◆ **What this task involves**
Copy each line of the records below that has "text" in it.

◆ **Record set**
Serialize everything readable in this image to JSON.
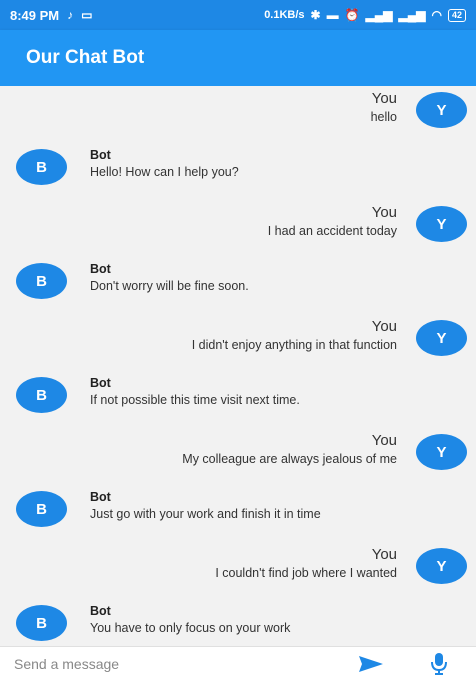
{
  "status_bar": {
    "time": "8:49 PM",
    "net_speed": "0.1KB/s",
    "battery": "42"
  },
  "app_bar": {
    "title": "Our Chat Bot"
  },
  "messages": [
    {
      "sender": "user",
      "name": "You",
      "avatar": "Y",
      "text": "hello"
    },
    {
      "sender": "bot",
      "name": "Bot",
      "avatar": "B",
      "text": "Hello! How can I help you?"
    },
    {
      "sender": "user",
      "name": "You",
      "avatar": "Y",
      "text": "I had an accident today"
    },
    {
      "sender": "bot",
      "name": "Bot",
      "avatar": "B",
      "text": "Don't worry will be fine soon."
    },
    {
      "sender": "user",
      "name": "You",
      "avatar": "Y",
      "text": "I didn't enjoy anything in that function"
    },
    {
      "sender": "bot",
      "name": "Bot",
      "avatar": "B",
      "text": "If not possible this time visit next time."
    },
    {
      "sender": "user",
      "name": "You",
      "avatar": "Y",
      "text": "My colleague are always jealous of me"
    },
    {
      "sender": "bot",
      "name": "Bot",
      "avatar": "B",
      "text": "Just go with your work and finish it in time"
    },
    {
      "sender": "user",
      "name": "You",
      "avatar": "Y",
      "text": "I couldn't find job where I wanted"
    },
    {
      "sender": "bot",
      "name": "Bot",
      "avatar": "B",
      "text": "You have to only focus on your work"
    }
  ],
  "composer": {
    "placeholder": "Send a message",
    "value": "",
    "send_icon": "send-icon",
    "mic_icon": "mic-icon"
  },
  "colors": {
    "primary": "#2196f3",
    "avatar": "#1e88e5",
    "chat_background": "#f2f2f2"
  }
}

◆ **Answer section**
      "text": "hello"
      "text": "Hello! How can I help you?"
      "text": "I had an accident today"
      "text": "Don't worry will be fine soon."
      "text": "I didn't enjoy anything in that function"
      "text": "If not possible this time visit next time."
      "text": "My colleague are always jealous of me"
      "text": "Just go with your work and finish it in time"
      "text": "I couldn't find job where I wanted"
      "text": "You have to only focus on your work"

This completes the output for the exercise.